State v. Glisson, ___ N.C. App. ___, 796 S.E.2d 124 (Feb. 7, 2017)

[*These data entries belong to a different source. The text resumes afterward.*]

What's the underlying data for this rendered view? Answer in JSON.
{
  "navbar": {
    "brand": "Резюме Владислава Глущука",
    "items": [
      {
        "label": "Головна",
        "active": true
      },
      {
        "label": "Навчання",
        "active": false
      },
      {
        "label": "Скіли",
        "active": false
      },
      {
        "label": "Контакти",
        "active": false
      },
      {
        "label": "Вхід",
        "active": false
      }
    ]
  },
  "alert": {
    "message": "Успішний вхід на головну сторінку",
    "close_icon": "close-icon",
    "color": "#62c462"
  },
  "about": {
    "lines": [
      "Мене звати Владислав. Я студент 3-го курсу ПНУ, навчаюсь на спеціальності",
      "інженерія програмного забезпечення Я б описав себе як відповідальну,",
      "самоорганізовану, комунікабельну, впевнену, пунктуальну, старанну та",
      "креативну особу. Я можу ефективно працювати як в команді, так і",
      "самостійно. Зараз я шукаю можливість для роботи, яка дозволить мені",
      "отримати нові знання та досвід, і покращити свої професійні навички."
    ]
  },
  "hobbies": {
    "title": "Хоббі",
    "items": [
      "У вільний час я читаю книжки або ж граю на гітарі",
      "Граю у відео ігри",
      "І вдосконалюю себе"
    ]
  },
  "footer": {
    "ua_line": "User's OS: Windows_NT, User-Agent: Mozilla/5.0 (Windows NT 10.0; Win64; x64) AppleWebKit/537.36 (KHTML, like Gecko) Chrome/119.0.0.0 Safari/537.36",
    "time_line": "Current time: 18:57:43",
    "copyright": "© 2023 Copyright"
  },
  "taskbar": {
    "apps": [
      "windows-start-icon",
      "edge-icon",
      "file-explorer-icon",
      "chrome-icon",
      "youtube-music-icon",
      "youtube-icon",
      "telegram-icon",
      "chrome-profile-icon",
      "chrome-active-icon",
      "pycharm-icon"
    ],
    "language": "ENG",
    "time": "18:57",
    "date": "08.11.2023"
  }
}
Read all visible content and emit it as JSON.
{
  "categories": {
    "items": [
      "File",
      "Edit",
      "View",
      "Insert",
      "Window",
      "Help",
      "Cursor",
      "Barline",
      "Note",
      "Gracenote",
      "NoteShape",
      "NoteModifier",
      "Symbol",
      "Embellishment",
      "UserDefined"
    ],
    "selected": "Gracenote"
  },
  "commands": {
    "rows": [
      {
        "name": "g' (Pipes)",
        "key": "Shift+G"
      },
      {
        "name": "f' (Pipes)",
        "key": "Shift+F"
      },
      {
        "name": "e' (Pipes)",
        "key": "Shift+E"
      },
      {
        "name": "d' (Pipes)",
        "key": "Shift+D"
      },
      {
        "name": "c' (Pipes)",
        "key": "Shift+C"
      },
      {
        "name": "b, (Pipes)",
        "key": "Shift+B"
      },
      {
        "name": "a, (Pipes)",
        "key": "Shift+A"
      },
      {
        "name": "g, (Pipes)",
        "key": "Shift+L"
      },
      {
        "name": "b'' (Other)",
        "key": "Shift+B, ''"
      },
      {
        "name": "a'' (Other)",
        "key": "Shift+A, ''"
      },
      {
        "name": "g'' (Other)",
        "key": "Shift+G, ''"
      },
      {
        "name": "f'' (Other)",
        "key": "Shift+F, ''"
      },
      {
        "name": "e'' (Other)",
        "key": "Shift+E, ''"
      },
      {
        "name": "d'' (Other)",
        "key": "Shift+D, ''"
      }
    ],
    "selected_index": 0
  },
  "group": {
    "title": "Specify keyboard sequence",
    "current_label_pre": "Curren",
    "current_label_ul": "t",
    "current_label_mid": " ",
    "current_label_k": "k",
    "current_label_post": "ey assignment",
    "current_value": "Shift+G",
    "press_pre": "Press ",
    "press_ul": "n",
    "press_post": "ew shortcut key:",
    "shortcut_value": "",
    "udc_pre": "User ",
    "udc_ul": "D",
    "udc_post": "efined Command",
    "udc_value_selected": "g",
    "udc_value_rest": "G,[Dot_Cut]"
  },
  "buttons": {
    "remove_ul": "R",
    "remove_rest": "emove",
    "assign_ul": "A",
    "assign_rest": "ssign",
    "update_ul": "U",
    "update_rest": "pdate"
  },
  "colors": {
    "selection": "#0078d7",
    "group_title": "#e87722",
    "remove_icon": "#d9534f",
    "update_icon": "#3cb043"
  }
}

(1) The evidence was sufficient to support a conviction for conspiracy to traffic in opium by sale and delivery. The defendant was indicted on multiple drug offenses arising from three separate controlled buys. On appeal the defendant argued that the State failed to present evidence, aside from an accomplice’s mere presence at the second control buy, that the defendant conspired with the accomplice to traffic in opium. The court rejected this argument, noting, among other things that the defendant brought the accomplice to the drug transaction location for all three controlled buys. The location of the second exchange was one the defendant did not like and the sale took place at or near dark. The drugs were maintained in the same vehicle as the accomplice and the defendant exchanged the drugs and counted the money in front of him. From this evidence, it would be reasonable for the jury to infer that the accomplice was present at the defendant’s behest to provide safety and comfort to the defendant during the transaction. (2) The evidence supported multiple conspiracy charges. The court rejected the defendant’s argument that the evidence showed only one agreement to engage in three separate transactions. It noted that the first two transactions were separated by one month and that approximately three months passed between the second and third buys. There was no evidence suggesting that the defendant planned the transactions as a series. Rather, the informant or the detective initiated each.